= Activity =
Your task is to give the listing below back word for word, pictures excluded.

+ + + + +

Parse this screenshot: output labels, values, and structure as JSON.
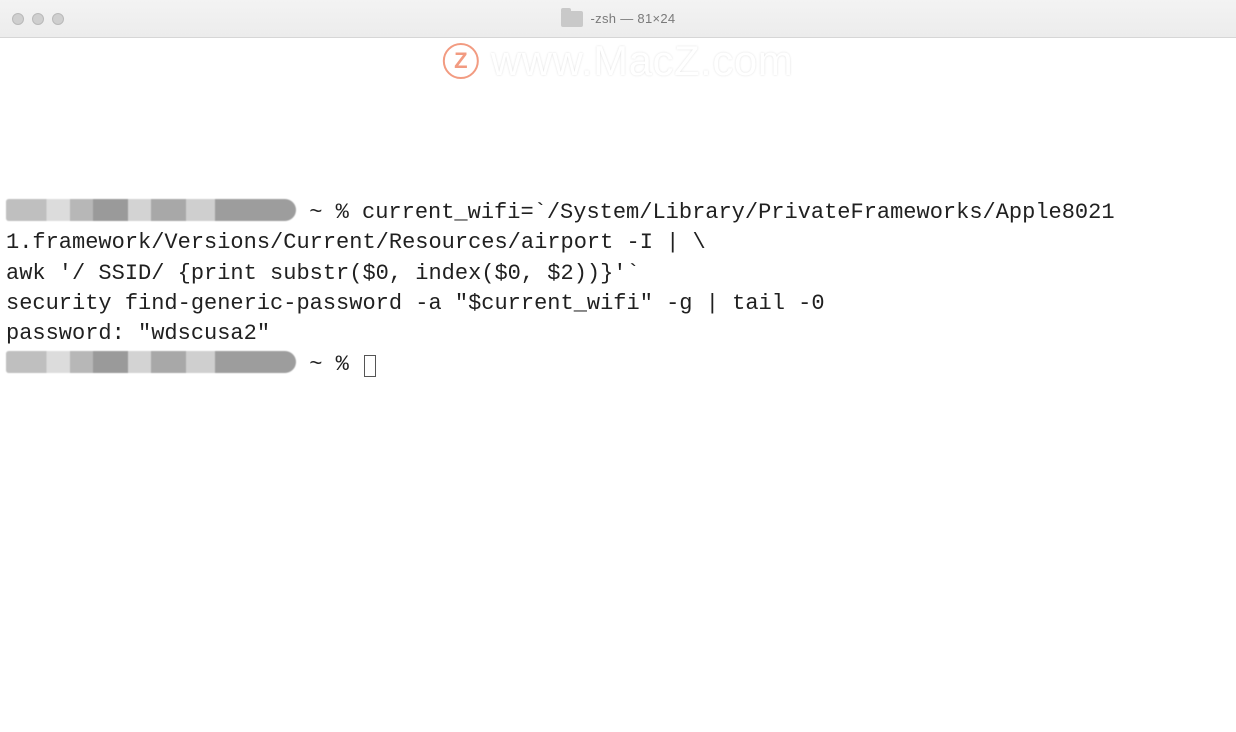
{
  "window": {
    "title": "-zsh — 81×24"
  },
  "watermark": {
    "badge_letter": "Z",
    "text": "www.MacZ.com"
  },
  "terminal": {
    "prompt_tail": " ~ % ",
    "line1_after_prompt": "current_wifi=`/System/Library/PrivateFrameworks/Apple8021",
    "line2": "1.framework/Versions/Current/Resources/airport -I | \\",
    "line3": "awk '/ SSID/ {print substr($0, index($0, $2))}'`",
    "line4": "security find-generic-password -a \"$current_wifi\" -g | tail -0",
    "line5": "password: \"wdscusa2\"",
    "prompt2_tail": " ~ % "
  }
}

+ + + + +

= Exercise response =
Parse this screenshot: output labels, values, and structure as JSON.
{
  "window": {
    "title": "-zsh — 81×24"
  },
  "watermark": {
    "badge_letter": "Z",
    "text": "www.MacZ.com"
  },
  "terminal": {
    "prompt_tail": " ~ % ",
    "line1_after_prompt": "current_wifi=`/System/Library/PrivateFrameworks/Apple8021",
    "line2": "1.framework/Versions/Current/Resources/airport -I | \\",
    "line3": "awk '/ SSID/ {print substr($0, index($0, $2))}'`",
    "line4": "security find-generic-password -a \"$current_wifi\" -g | tail -0",
    "line5": "password: \"wdscusa2\"",
    "prompt2_tail": " ~ % "
  }
}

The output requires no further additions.